When the string "payme" appears in a line of the records, show the whole line.

--------

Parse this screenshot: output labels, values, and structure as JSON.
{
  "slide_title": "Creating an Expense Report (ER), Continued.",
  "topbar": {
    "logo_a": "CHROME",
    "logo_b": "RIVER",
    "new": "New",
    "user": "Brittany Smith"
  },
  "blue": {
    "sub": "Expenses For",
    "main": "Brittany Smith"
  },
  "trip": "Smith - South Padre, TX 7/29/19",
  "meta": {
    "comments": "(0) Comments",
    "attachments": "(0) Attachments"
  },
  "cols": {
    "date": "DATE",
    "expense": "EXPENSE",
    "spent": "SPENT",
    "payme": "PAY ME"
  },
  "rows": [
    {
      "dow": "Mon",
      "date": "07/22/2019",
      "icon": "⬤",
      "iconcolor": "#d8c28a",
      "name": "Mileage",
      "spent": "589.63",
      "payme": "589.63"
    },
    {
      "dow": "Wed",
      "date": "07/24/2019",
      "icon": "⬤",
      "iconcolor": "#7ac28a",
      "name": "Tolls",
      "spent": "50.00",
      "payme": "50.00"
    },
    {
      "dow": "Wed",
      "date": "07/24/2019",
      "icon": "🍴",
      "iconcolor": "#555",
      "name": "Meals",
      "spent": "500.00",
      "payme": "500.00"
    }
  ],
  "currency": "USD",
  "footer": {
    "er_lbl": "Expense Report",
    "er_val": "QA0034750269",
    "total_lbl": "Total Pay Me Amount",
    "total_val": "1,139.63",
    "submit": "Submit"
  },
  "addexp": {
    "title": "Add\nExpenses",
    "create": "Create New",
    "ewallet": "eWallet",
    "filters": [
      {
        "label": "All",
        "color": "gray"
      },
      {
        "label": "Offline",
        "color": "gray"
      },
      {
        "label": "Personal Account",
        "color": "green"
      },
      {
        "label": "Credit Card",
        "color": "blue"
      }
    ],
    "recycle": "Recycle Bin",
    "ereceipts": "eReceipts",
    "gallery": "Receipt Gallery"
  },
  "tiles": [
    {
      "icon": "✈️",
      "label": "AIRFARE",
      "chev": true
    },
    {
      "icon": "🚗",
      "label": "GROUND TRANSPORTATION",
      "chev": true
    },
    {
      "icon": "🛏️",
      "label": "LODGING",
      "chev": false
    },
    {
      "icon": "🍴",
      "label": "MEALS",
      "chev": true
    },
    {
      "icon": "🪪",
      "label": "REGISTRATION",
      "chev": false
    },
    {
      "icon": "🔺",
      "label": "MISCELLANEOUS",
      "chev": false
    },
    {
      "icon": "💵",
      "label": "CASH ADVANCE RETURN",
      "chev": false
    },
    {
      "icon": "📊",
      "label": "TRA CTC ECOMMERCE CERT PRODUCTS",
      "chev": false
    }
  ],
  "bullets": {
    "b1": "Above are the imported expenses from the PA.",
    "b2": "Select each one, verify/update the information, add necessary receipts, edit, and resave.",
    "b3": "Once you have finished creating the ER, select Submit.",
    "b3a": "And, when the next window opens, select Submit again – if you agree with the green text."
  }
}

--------

**Response to the task:**
    "payme": "PAY ME"
      "payme": "589.63"
      "payme": "50.00"
      "payme": "500.00"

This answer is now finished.